The governments of Kenya, Zambia, and Zimbabwe in , and of Mozambique in , eliminated controls on private grain trading, deregulated maize meal prices, and eliminated subsidies on maize sold to registered millers. In each country, the large-scale millers swiftly lost a major part of their market to small hammer mills, whose numbers rapidly expanded in urban areas. Widely viewed during the period of state control of marketing operations as a product having negligible demand, whole maize meal by accounted for 40 percent percent of total urban meal consumption in Zimbabwe, Kenya, and Zambia [].

The increased availability of wholemeal at 60 percent to 75 percent the cost of roller meal had partially or fully offset the adverse effect of eliminating consumer subsidies on roller meal in these countries. Similar benefits have been achieved in rural grain-deficit areas that were formerly dependent on refined industrially produced meal prior to the reforms.

Household surveys carried out in the period indicated that low-income consumers in particular shifted quickly to hammer-milled meal. Long-term benefits of programmes to reform cereal markets were also expected both at trader and producer levels. The removal of official prices was associated with producer price increases, creating more incentives for farmers to intensify production through increased use of inputs. Between and , marketing margins for millet and sorghum fell by 20 percent. Since marketing costs account for percent of the price consumers pay for staple cereal commodities in the countries reviewed, the reduction in marketing margins represents an opportunity where production incentives and household food security were improved [].
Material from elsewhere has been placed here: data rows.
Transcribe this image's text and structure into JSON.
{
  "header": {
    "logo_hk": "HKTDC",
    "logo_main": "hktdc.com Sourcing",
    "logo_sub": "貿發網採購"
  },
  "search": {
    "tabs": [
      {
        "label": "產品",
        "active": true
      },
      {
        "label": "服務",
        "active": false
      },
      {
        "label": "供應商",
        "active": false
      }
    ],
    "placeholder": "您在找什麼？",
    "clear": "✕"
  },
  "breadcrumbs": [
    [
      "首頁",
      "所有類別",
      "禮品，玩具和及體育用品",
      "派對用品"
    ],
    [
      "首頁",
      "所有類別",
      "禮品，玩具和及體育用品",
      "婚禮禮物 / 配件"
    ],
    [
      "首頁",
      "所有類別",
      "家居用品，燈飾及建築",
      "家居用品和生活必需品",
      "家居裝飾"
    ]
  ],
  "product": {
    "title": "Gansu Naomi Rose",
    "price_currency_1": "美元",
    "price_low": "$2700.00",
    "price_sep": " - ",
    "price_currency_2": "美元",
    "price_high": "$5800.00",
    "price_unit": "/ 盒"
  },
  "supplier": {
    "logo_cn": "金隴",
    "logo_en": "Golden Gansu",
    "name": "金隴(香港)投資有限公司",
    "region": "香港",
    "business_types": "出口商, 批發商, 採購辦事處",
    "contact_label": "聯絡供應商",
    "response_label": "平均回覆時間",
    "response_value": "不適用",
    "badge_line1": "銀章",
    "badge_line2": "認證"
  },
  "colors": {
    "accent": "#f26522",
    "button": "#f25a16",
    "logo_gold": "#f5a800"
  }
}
The bulk of the evidence suggests that the savings in marketing costs are passed to producers in the form of higher prices. In Ethiopia, the benefits to surplus white teff and maize producers were evident in a producer price raise of 2 percent to 20 percent. More remunerative prices were expected to lead cereal producers to adopt more commercial and less subsistence production strategies []. The case of grain marketing reform in Ethiopia between and was associated with higher prices in major grain-producing areas and lower prices in major grain deficit areas.

For traders, the benefits included an opportunity to specialize in trader operations including buying in surplus areas, storage, transportation and selling in deficit areas. The reduction in the risk of cereal trading and the elimination of restrictions on grain movement contributed to a stable market in a manner that reduced overall cereal marketing costs. In their review of export crop liberalization in Africa, Shepherd and Farolfi [] found it premature to draw any definite conclusions but confirmed that producer returns have been higher and payments more prompt than under the former marketing arrangements.
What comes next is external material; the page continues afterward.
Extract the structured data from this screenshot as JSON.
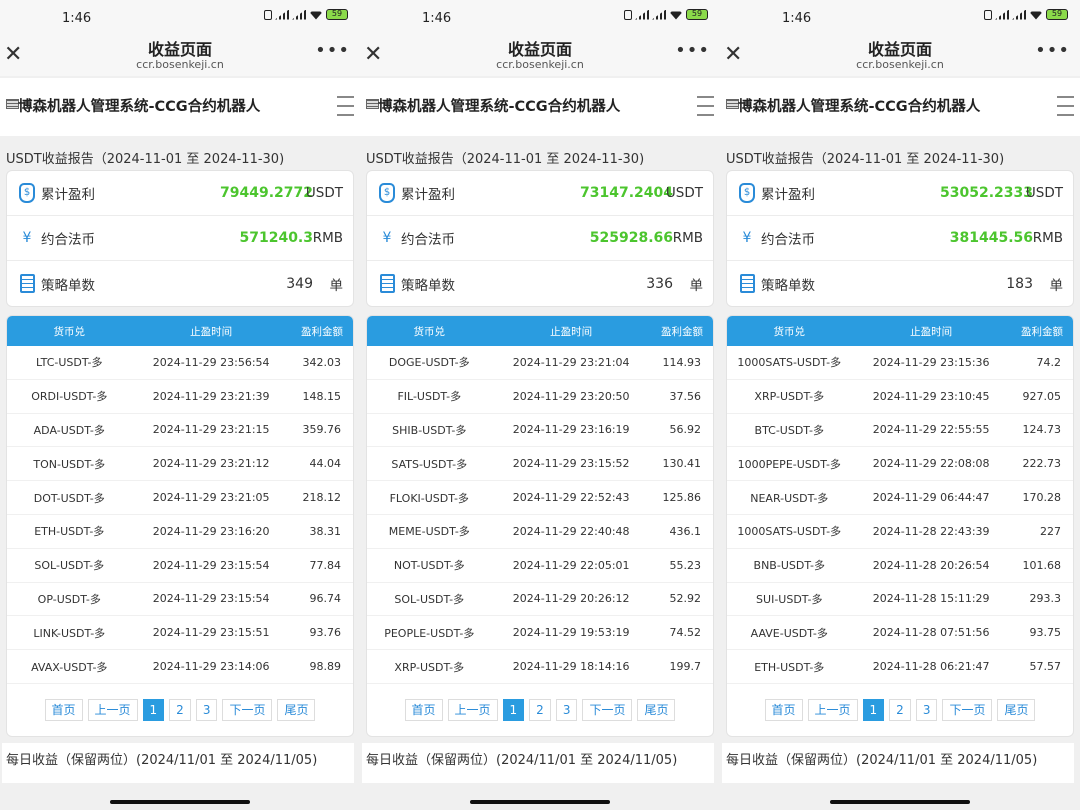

Financial and input market development remains a challenge as these markets are given a chance to develop for the first time. For countries that have not reformed their commodity markets, reforms can reduce constraints that continue to inflate costs in the food system. Policy reforms are only part of the overall on-going programme of market development and they will not resolve all the problems of food security in Africa.